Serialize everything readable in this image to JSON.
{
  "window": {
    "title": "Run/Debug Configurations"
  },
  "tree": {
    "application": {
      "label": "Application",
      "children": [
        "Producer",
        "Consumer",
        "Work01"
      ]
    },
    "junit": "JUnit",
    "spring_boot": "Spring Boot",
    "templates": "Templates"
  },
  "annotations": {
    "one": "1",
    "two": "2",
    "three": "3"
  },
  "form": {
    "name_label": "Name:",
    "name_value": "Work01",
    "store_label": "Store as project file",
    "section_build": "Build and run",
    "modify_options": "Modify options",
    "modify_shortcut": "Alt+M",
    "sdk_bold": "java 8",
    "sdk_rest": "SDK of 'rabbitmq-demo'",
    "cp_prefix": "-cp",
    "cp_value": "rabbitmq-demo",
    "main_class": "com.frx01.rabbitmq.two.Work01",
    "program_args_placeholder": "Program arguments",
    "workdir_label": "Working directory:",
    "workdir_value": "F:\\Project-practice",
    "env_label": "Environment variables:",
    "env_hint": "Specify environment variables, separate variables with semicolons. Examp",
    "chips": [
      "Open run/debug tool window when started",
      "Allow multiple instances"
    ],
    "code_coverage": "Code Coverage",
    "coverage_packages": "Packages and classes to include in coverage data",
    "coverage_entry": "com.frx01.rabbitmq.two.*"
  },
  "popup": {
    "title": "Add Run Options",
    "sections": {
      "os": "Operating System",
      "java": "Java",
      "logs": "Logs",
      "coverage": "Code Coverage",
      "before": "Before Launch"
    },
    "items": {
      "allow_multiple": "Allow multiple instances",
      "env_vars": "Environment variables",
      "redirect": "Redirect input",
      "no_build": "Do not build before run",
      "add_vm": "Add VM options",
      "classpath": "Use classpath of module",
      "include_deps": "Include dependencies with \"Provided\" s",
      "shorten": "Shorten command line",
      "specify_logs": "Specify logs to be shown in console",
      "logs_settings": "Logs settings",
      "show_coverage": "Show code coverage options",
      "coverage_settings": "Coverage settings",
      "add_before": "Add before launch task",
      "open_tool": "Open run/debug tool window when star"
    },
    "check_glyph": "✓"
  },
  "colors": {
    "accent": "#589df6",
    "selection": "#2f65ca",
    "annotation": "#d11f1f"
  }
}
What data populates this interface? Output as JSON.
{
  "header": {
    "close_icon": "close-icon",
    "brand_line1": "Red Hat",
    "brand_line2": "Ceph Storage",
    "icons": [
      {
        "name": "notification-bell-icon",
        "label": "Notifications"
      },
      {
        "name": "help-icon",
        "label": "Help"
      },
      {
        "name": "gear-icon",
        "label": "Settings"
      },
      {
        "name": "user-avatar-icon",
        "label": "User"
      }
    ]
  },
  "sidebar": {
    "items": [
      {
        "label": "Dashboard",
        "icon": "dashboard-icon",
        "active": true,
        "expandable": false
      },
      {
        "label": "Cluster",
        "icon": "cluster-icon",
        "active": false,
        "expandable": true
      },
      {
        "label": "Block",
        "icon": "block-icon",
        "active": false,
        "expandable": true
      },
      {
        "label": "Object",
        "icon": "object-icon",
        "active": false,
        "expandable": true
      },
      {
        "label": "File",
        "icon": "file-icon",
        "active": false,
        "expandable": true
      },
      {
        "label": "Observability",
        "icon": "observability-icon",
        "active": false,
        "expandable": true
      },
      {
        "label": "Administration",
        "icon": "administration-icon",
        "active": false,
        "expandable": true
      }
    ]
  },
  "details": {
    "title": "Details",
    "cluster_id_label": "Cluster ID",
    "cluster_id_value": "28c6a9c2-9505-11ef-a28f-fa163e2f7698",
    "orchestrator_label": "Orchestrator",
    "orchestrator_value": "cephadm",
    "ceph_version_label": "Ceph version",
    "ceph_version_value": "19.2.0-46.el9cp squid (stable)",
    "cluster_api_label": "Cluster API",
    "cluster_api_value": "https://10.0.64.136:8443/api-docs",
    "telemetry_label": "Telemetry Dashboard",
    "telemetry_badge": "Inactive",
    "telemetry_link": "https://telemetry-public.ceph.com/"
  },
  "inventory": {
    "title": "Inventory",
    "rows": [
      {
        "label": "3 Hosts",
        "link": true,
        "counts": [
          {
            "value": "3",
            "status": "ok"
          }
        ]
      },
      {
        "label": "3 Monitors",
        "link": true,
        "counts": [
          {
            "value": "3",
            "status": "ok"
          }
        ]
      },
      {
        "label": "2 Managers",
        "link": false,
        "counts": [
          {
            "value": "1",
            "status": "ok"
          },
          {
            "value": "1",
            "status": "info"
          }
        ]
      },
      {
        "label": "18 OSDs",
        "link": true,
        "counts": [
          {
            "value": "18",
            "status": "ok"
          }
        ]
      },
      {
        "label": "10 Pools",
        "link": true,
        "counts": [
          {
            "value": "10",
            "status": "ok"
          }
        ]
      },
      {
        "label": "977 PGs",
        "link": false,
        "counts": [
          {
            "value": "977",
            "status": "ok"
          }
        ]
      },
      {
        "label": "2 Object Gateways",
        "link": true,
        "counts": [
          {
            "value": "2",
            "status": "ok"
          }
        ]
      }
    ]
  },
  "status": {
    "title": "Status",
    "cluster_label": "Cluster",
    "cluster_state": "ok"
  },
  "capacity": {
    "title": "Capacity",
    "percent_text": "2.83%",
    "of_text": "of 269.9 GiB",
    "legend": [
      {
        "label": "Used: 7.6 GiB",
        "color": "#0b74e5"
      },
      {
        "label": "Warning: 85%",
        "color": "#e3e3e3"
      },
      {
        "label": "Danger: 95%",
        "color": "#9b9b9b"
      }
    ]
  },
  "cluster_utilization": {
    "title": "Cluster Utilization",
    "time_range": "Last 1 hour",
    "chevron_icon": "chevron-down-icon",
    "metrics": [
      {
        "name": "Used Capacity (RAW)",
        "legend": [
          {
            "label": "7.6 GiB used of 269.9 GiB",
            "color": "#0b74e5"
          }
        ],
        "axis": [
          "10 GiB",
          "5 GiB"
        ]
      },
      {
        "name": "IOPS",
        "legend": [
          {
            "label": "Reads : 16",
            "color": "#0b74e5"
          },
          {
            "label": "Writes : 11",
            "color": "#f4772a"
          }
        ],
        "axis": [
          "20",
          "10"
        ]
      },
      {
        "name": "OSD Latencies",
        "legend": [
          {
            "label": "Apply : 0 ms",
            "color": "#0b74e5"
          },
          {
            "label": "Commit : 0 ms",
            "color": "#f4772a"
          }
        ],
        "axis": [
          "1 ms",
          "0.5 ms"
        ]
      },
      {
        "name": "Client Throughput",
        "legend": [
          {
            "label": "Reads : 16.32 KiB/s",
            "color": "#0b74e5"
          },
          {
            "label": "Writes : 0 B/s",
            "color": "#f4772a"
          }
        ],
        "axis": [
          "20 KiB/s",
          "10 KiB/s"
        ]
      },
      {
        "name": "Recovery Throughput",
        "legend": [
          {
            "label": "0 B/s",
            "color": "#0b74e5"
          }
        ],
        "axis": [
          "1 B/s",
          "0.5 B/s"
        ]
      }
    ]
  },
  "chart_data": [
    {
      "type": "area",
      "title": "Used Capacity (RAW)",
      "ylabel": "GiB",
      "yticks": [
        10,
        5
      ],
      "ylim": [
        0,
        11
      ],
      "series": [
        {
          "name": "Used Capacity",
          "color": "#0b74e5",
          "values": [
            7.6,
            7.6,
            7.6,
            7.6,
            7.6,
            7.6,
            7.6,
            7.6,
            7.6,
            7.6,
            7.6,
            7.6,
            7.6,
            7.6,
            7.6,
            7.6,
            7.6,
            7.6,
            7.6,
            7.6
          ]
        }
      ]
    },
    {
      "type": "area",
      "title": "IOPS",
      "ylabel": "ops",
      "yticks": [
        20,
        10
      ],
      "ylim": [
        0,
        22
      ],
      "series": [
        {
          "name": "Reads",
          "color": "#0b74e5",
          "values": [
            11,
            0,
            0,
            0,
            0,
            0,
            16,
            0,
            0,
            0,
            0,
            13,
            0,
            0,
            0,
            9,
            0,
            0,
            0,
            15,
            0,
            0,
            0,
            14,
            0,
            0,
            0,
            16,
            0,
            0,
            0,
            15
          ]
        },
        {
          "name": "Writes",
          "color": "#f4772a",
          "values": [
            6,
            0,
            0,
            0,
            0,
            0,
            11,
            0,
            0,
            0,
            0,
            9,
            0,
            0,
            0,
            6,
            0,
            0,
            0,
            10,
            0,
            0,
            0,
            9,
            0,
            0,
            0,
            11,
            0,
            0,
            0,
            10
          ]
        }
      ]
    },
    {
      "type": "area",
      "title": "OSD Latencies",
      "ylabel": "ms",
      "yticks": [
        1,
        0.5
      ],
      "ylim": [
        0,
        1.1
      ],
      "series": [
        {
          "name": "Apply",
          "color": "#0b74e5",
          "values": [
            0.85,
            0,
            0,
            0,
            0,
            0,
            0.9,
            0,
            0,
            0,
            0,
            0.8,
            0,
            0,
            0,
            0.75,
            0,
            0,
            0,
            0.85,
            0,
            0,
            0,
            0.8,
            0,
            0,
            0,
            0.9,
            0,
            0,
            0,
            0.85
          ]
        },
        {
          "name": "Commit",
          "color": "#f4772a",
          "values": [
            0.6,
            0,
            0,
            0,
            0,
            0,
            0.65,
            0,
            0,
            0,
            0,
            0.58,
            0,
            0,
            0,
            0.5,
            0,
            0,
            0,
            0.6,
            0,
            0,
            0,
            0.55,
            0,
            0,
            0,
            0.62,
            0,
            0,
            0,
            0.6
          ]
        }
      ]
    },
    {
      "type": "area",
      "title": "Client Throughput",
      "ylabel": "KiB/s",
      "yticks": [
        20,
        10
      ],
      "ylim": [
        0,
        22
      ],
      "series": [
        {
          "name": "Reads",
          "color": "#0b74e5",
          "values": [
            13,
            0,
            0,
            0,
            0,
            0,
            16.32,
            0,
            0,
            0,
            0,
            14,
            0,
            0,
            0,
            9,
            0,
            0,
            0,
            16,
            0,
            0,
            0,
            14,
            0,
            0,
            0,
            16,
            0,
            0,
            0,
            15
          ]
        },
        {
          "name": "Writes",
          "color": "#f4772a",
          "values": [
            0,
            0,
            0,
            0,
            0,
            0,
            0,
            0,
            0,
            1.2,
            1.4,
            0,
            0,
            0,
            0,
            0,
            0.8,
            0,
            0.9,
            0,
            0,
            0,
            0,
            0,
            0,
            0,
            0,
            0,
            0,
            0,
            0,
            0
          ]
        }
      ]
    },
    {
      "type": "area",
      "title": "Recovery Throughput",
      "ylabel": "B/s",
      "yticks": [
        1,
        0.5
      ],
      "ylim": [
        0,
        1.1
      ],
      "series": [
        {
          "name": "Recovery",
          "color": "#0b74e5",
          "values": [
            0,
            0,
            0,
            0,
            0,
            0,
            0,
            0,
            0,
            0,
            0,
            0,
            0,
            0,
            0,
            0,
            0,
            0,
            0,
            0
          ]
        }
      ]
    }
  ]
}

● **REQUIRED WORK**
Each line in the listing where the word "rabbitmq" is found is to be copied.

● **REPLY TO THE EXERCISE**
    "sdk_rest": "SDK of 'rabbitmq-demo'",
    "cp_value": "rabbitmq-demo",
    "main_class": "com.frx01.rabbitmq.two.Work01",
    "coverage_entry": "com.frx01.rabbitmq.two.*"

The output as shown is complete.